[Start of Attachment]

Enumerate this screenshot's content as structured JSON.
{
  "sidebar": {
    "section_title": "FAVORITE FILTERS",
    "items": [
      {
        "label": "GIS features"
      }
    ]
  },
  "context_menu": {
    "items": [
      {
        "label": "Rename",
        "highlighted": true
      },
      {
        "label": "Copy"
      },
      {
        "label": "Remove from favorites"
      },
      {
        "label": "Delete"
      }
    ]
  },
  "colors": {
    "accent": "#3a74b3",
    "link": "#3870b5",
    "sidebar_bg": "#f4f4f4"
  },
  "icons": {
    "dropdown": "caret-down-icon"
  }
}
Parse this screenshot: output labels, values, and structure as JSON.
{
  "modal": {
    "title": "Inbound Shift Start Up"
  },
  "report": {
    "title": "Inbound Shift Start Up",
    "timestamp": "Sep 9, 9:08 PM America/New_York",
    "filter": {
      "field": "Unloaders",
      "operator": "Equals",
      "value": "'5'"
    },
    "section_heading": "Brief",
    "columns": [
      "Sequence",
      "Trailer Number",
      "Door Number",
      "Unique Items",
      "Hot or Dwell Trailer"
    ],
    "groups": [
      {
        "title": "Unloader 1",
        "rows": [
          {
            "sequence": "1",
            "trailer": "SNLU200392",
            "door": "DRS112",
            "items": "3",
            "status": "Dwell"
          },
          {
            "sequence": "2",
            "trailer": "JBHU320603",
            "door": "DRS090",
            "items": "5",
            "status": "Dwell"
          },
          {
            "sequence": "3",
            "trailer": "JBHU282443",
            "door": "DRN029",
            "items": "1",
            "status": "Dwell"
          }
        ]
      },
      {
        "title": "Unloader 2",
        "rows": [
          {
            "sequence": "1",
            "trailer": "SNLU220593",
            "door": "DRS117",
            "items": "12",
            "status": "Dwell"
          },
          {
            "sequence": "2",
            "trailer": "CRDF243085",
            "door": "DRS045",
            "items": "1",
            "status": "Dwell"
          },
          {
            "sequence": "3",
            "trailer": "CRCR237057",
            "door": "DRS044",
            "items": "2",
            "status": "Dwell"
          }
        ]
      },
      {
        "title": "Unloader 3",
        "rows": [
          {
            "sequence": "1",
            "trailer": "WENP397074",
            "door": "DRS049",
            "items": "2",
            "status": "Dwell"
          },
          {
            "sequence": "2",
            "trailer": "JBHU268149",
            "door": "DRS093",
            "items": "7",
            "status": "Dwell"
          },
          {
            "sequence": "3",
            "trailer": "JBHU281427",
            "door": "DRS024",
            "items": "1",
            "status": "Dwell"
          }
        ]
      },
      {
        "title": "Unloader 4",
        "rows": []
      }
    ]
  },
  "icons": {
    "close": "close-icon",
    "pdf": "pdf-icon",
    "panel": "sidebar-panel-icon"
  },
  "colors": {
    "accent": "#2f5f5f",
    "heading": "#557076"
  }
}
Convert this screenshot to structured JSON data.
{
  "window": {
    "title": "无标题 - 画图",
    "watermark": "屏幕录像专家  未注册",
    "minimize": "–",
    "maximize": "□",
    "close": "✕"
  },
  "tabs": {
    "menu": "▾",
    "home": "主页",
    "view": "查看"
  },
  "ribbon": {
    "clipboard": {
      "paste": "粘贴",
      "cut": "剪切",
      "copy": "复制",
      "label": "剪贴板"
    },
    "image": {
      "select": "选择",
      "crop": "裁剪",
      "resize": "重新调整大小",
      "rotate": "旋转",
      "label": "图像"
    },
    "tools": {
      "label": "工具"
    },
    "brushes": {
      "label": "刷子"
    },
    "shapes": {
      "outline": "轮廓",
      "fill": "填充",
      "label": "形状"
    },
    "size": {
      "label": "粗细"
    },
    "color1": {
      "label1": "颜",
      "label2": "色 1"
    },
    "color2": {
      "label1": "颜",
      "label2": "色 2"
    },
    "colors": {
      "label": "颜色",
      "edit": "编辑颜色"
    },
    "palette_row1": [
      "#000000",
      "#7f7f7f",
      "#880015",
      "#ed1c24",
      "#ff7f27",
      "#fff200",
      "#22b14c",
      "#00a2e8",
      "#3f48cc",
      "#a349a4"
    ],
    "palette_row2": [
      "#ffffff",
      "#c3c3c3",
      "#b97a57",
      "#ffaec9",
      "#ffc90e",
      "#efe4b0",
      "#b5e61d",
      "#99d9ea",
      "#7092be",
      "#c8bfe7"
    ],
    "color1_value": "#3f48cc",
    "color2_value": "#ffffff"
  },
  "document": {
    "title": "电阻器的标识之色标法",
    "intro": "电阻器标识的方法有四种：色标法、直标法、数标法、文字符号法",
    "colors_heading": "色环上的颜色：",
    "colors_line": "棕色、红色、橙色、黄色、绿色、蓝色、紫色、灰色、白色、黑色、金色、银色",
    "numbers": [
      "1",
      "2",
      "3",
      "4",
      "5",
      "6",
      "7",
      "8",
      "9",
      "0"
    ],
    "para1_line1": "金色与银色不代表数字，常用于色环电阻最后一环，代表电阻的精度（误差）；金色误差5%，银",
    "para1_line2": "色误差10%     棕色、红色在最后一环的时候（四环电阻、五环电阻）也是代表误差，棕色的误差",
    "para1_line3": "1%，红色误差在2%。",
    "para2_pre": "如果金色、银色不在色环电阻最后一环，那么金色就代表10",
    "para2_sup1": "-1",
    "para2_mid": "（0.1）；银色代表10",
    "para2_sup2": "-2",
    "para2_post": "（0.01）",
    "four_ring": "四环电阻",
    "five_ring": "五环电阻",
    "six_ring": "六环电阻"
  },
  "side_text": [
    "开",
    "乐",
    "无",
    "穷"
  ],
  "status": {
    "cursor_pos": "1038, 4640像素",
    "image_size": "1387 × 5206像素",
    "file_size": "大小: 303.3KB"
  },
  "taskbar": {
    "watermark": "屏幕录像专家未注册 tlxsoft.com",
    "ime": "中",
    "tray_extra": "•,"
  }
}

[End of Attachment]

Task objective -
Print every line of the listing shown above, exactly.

Task response -
Enumerate this screenshot's content as structured JSON.
{
  "sidebar": {
    "section_title": "FAVORITE FILTERS",
    "items": [
      {
        "label": "GIS features"
      }
    ]
  },
  "context_menu": {
    "items": [
      {
        "label": "Rename",
        "highlighted": true
      },
      {
        "label": "Copy"
      },
      {
        "label": "Remove from favorites"
      },
      {
        "label": "Delete"
      }
    ]
  },
  "colors": {
    "accent": "#3a74b3",
    "link": "#3870b5",
    "sidebar_bg": "#f4f4f4"
  },
  "icons": {
    "dropdown": "caret-down-icon"
  }
}
Parse this screenshot: output labels, values, and structure as JSON.
{
  "modal": {
    "title": "Inbound Shift Start Up"
  },
  "report": {
    "title": "Inbound Shift Start Up",
    "timestamp": "Sep 9, 9:08 PM America/New_York",
    "filter": {
      "field": "Unloaders",
      "operator": "Equals",
      "value": "'5'"
    },
    "section_heading": "Brief",
    "columns": [
      "Sequence",
      "Trailer Number",
      "Door Number",
      "Unique Items",
      "Hot or Dwell Trailer"
    ],
    "groups": [
      {
        "title": "Unloader 1",
        "rows": [
          {
            "sequence": "1",
            "trailer": "SNLU200392",
            "door": "DRS112",
            "items": "3",
            "status": "Dwell"
          },
          {
            "sequence": "2",
            "trailer": "JBHU320603",
            "door": "DRS090",
            "items": "5",
            "status": "Dwell"
          },
          {
            "sequence": "3",
            "trailer": "JBHU282443",
            "door": "DRN029",
            "items": "1",
            "status": "Dwell"
          }
        ]
      },
      {
        "title": "Unloader 2",
        "rows": [
          {
            "sequence": "1",
            "trailer": "SNLU220593",
            "door": "DRS117",
            "items": "12",
            "status": "Dwell"
          },
          {
            "sequence": "2",
            "trailer": "CRDF243085",
            "door": "DRS045",
            "items": "1",
            "status": "Dwell"
          },
          {
            "sequence": "3",
            "trailer": "CRCR237057",
            "door": "DRS044",
            "items": "2",
            "status": "Dwell"
          }
        ]
      },
      {
        "title": "Unloader 3",
        "rows": [
          {
            "sequence": "1",
            "trailer": "WENP397074",
            "door": "DRS049",
            "items": "2",
            "status": "Dwell"
          },
          {
            "sequence": "2",
            "trailer": "JBHU268149",
            "door": "DRS093",
            "items": "7",
            "status": "Dwell"
          },
          {
            "sequence": "3",
            "trailer": "JBHU281427",
            "door": "DRS024",
            "items": "1",
            "status": "Dwell"
          }
        ]
      },
      {
        "title": "Unloader 4",
        "rows": []
      }
    ]
  },
  "icons": {
    "close": "close-icon",
    "pdf": "pdf-icon",
    "panel": "sidebar-panel-icon"
  },
  "colors": {
    "accent": "#2f5f5f",
    "heading": "#557076"
  }
}
Convert this screenshot to structured JSON data.
{
  "window": {
    "title": "无标题 - 画图",
    "watermark": "屏幕录像专家  未注册",
    "minimize": "–",
    "maximize": "□",
    "close": "✕"
  },
  "tabs": {
    "menu": "▾",
    "home": "主页",
    "view": "查看"
  },
  "ribbon": {
    "clipboard": {
      "paste": "粘贴",
      "cut": "剪切",
      "copy": "复制",
      "label": "剪贴板"
    },
    "image": {
      "select": "选择",
      "crop": "裁剪",
      "resize": "重新调整大小",
      "rotate": "旋转",
      "label": "图像"
    },
    "tools": {
      "label": "工具"
    },
    "brushes": {
      "label": "刷子"
    },
    "shapes": {
      "outline": "轮廓",
      "fill": "填充",
      "label": "形状"
    },
    "size": {
      "label": "粗细"
    },
    "color1": {
      "label1": "颜",
      "label2": "色 1"
    },
    "color2": {
      "label1": "颜",
      "label2": "色 2"
    },
    "colors": {
      "label": "颜色",
      "edit": "编辑颜色"
    },
    "palette_row1": [
      "#000000",
      "#7f7f7f",
      "#880015",
      "#ed1c24",
      "#ff7f27",
      "#fff200",
      "#22b14c",
      "#00a2e8",
      "#3f48cc",
      "#a349a4"
    ],
    "palette_row2": [
      "#ffffff",
      "#c3c3c3",
      "#b97a57",
      "#ffaec9",
      "#ffc90e",
      "#efe4b0",
      "#b5e61d",
      "#99d9ea",
      "#7092be",
      "#c8bfe7"
    ],
    "color1_value": "#3f48cc",
    "color2_value": "#ffffff"
  },
  "document": {
    "title": "电阻器的标识之色标法",
    "intro": "电阻器标识的方法有四种：色标法、直标法、数标法、文字符号法",
    "colors_heading": "色环上的颜色：",
    "colors_line": "棕色、红色、橙色、黄色、绿色、蓝色、紫色、灰色、白色、黑色、金色、银色",
    "numbers": [
      "1",
      "2",
      "3",
      "4",
      "5",
      "6",
      "7",
      "8",
      "9",
      "0"
    ],
    "para1_line1": "金色与银色不代表数字，常用于色环电阻最后一环，代表电阻的精度（误差）；金色误差5%，银",
    "para1_line2": "色误差10%     棕色、红色在最后一环的时候（四环电阻、五环电阻）也是代表误差，棕色的误差",
    "para1_line3": "1%，红色误差在2%。",
    "para2_pre": "如果金色、银色不在色环电阻最后一环，那么金色就代表10",
    "para2_sup1": "-1",
    "para2_mid": "（0.1）；银色代表10",
    "para2_sup2": "-2",
    "para2_post": "（0.01）",
    "four_ring": "四环电阻",
    "five_ring": "五环电阻",
    "six_ring": "六环电阻"
  },
  "side_text": [
    "开",
    "乐",
    "无",
    "穷"
  ],
  "status": {
    "cursor_pos": "1038, 4640像素",
    "image_size": "1387 × 5206像素",
    "file_size": "大小: 303.3KB"
  },
  "taskbar": {
    "watermark": "屏幕录像专家未注册 tlxsoft.com",
    "ime": "中",
    "tray_extra": "•,"
  }
}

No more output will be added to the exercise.